:: TASK GOAL ::
Scan the entries below for the word "structured". Copy each line that has it.

Records excerpted from a collection:

______

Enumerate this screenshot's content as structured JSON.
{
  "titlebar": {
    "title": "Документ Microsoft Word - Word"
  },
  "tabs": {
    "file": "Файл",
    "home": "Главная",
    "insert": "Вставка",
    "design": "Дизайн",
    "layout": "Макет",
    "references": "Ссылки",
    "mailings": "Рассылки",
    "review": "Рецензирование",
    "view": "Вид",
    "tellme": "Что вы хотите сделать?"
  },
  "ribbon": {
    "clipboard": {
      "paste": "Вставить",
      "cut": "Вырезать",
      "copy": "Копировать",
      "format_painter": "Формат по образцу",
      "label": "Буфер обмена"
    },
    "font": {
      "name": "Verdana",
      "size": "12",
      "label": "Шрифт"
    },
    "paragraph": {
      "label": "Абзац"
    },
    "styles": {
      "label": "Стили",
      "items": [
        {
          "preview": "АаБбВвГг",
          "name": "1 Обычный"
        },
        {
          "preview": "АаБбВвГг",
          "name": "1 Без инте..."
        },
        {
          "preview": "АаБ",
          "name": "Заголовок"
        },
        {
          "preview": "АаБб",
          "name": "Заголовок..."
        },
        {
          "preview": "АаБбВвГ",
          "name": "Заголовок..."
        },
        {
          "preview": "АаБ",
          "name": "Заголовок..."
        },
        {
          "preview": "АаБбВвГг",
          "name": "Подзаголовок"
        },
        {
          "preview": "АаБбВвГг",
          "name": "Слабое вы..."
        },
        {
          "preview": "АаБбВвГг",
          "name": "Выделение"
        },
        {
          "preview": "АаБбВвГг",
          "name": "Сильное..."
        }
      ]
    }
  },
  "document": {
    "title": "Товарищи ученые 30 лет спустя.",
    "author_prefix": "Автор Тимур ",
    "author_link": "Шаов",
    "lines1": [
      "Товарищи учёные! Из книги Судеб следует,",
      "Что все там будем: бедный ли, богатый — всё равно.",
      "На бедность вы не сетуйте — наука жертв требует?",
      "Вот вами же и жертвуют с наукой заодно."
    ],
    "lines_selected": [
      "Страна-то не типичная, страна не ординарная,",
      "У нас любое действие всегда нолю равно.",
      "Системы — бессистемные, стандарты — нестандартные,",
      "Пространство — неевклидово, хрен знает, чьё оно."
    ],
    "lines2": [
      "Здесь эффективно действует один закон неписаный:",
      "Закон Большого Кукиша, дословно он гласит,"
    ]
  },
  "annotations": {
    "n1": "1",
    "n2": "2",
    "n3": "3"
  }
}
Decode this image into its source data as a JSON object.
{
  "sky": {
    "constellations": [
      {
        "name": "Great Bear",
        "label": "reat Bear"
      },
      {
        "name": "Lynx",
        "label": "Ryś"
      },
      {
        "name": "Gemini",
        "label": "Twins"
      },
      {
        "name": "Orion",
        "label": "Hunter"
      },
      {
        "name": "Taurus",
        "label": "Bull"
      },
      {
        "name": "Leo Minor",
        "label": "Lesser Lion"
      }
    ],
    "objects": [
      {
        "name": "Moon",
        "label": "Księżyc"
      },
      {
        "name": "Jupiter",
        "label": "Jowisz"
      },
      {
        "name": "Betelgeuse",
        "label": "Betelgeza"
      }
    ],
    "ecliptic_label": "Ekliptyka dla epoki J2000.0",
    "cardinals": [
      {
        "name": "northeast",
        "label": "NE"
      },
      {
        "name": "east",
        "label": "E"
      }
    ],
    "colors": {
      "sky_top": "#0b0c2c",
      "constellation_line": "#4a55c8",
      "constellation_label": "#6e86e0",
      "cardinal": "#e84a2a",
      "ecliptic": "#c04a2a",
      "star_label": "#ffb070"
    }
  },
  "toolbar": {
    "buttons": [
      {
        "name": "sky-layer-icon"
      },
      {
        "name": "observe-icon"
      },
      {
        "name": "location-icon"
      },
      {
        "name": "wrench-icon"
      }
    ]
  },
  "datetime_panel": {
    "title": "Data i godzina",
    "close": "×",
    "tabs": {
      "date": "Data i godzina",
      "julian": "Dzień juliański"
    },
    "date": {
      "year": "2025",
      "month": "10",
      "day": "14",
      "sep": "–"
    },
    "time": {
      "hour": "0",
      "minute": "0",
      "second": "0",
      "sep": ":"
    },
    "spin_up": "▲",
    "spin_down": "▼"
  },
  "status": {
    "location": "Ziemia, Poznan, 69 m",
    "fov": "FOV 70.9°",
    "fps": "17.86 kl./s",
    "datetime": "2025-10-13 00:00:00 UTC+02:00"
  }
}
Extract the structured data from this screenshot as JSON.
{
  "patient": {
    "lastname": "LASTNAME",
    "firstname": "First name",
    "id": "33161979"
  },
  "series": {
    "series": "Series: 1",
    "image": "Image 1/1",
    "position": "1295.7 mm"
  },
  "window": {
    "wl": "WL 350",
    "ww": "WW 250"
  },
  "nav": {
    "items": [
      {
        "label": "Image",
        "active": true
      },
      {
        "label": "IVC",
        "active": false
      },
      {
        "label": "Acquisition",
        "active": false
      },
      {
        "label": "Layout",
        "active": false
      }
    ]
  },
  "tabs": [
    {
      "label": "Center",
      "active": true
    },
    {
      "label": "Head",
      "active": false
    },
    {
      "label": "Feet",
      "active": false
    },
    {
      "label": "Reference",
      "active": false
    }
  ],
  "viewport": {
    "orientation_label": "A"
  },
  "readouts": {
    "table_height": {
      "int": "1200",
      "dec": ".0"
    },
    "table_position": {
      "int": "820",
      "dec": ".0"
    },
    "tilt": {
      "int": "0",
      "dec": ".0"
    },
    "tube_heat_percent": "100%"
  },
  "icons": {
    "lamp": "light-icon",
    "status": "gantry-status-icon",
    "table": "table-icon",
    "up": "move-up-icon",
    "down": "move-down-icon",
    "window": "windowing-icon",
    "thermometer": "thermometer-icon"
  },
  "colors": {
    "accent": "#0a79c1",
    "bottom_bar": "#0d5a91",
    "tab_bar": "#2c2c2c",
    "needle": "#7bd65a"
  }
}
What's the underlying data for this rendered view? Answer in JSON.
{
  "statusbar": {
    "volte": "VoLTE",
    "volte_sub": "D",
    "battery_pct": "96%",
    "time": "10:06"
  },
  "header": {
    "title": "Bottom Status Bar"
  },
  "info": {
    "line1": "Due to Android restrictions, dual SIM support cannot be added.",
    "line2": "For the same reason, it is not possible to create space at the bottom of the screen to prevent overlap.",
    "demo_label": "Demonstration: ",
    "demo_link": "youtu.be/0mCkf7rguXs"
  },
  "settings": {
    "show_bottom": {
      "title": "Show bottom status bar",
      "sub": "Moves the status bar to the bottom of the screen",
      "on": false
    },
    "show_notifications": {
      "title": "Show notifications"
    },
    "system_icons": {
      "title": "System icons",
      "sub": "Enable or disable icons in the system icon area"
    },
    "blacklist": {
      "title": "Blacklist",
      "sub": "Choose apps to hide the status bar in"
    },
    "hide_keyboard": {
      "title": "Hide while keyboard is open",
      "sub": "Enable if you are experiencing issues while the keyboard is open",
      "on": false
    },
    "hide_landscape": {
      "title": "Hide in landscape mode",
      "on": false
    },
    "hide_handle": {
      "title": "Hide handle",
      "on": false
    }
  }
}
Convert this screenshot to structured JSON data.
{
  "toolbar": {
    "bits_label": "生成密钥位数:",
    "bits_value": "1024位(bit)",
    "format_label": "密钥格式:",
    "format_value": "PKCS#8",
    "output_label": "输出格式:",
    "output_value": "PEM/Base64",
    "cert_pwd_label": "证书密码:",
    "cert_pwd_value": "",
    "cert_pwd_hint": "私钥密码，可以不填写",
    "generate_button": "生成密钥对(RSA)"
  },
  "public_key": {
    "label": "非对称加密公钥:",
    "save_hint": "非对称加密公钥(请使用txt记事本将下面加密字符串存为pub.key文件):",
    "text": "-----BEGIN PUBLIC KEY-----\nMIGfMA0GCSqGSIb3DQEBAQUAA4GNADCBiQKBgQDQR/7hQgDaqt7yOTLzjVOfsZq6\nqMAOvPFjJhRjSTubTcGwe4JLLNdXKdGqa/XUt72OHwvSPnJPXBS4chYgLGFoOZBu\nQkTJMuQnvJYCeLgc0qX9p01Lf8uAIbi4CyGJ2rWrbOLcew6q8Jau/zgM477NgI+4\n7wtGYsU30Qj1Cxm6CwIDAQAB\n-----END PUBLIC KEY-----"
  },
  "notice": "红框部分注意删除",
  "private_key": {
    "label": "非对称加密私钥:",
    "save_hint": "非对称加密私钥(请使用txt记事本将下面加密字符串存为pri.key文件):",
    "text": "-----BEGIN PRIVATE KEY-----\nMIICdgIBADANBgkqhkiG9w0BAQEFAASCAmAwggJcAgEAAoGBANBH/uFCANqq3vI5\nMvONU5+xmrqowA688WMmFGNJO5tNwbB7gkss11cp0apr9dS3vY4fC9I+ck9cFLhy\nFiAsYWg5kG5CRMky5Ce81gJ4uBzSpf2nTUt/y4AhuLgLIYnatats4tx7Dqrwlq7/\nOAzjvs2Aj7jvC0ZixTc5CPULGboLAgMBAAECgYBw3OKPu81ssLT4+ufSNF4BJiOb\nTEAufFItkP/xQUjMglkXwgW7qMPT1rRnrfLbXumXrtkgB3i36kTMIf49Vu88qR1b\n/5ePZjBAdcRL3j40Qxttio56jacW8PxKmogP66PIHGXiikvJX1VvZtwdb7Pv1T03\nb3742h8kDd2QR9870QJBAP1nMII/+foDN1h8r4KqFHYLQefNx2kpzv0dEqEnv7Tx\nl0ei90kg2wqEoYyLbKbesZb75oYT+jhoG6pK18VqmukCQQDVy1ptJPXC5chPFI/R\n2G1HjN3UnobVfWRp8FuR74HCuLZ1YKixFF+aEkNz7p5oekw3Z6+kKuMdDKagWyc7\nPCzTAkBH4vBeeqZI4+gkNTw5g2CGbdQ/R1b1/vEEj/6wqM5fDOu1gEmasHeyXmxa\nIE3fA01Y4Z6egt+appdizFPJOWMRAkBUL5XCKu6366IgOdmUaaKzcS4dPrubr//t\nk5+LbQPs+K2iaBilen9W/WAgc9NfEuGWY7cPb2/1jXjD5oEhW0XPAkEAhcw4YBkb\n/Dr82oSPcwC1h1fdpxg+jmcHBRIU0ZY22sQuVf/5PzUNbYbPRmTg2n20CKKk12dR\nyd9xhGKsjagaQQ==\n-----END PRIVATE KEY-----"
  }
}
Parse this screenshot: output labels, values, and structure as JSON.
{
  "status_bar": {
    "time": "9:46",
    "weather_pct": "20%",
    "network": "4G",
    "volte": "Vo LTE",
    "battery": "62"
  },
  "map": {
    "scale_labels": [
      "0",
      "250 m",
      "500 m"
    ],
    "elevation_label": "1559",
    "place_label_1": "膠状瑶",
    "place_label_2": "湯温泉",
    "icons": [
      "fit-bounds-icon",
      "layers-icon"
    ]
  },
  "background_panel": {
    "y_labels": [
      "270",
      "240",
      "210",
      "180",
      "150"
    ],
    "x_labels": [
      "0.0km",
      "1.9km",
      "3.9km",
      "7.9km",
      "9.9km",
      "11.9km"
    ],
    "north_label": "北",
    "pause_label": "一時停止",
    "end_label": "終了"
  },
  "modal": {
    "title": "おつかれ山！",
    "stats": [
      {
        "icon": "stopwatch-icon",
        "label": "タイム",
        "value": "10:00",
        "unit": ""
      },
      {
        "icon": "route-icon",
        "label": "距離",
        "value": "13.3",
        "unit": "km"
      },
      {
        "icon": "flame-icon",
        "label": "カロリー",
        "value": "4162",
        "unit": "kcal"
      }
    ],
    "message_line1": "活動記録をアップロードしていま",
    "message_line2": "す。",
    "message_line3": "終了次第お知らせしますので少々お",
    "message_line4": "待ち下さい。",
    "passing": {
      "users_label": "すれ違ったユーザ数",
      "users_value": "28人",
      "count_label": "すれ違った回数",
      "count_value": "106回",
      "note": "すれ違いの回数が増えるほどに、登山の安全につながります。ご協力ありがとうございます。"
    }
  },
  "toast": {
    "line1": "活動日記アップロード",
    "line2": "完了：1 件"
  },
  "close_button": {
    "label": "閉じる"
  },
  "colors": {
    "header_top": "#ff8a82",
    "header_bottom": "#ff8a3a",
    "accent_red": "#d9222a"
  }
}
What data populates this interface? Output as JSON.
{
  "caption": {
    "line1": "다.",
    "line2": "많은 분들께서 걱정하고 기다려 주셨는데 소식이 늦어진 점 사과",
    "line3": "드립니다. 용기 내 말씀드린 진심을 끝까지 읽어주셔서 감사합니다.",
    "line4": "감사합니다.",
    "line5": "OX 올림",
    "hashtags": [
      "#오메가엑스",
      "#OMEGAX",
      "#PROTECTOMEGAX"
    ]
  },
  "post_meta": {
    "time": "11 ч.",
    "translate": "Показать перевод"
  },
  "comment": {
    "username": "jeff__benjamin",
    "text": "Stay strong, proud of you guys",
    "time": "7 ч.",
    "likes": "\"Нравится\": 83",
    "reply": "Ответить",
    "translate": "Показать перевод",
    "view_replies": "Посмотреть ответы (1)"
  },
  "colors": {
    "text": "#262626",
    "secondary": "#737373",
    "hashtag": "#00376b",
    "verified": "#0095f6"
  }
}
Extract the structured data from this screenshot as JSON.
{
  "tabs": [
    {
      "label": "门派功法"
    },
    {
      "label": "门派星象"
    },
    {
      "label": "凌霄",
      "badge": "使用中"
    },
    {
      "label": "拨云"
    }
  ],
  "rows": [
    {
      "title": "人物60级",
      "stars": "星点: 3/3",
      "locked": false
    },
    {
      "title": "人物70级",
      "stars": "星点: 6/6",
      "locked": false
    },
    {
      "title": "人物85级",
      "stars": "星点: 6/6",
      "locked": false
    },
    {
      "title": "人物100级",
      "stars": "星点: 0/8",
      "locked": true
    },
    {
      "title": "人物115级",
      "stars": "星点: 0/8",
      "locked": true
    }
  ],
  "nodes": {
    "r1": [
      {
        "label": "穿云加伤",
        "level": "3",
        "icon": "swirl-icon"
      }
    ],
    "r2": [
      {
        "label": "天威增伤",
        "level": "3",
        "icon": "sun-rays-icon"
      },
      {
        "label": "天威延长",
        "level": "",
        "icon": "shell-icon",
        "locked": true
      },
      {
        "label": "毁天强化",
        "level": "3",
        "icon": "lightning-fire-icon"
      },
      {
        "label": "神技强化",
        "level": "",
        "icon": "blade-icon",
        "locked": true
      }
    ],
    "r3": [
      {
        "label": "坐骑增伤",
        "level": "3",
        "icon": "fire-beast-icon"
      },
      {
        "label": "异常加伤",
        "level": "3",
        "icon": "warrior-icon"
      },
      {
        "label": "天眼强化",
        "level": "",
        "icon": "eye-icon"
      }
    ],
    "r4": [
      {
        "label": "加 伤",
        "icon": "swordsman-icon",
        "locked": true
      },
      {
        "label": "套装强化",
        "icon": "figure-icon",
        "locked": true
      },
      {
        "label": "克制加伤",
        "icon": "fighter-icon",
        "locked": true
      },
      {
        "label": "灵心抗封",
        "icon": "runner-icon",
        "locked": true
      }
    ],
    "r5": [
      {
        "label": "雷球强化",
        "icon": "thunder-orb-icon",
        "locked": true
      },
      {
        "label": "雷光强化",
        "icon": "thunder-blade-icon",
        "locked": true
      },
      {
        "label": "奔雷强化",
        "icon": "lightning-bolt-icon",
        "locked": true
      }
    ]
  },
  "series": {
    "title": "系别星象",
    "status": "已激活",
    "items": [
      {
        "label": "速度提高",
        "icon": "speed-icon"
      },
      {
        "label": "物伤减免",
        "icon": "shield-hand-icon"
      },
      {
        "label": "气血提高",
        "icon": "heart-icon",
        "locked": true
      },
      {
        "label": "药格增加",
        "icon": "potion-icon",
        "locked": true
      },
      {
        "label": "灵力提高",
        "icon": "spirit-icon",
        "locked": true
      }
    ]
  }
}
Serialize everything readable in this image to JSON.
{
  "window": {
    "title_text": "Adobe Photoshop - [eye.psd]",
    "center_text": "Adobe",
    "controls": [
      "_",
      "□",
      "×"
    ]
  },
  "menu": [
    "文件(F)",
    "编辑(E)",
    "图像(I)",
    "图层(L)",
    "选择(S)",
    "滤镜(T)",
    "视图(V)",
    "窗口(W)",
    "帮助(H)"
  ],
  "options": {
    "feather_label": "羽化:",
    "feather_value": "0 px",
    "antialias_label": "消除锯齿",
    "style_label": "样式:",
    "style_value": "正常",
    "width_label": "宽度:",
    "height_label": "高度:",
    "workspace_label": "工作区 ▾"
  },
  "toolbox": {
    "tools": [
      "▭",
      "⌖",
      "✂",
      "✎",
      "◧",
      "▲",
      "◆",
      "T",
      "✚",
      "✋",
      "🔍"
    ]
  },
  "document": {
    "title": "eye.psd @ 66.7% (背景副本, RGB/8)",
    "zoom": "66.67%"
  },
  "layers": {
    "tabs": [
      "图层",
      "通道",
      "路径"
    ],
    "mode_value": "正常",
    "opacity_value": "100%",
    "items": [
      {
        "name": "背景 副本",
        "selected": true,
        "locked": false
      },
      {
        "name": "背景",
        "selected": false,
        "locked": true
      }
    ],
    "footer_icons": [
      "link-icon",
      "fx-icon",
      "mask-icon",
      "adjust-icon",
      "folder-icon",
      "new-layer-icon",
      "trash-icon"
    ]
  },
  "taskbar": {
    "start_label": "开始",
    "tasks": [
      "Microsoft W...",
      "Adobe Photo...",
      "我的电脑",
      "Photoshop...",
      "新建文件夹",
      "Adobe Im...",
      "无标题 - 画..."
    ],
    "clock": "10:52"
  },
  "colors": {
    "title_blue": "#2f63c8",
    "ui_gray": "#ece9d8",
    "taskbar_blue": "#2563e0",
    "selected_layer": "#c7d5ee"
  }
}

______

:: EXERCISE SOLUTION ::
Enumerate this screenshot's content as structured JSON.
Extract the structured data from this screenshot as JSON.
Convert this screenshot to structured JSON data.
Extract the structured data from this screenshot as JSON.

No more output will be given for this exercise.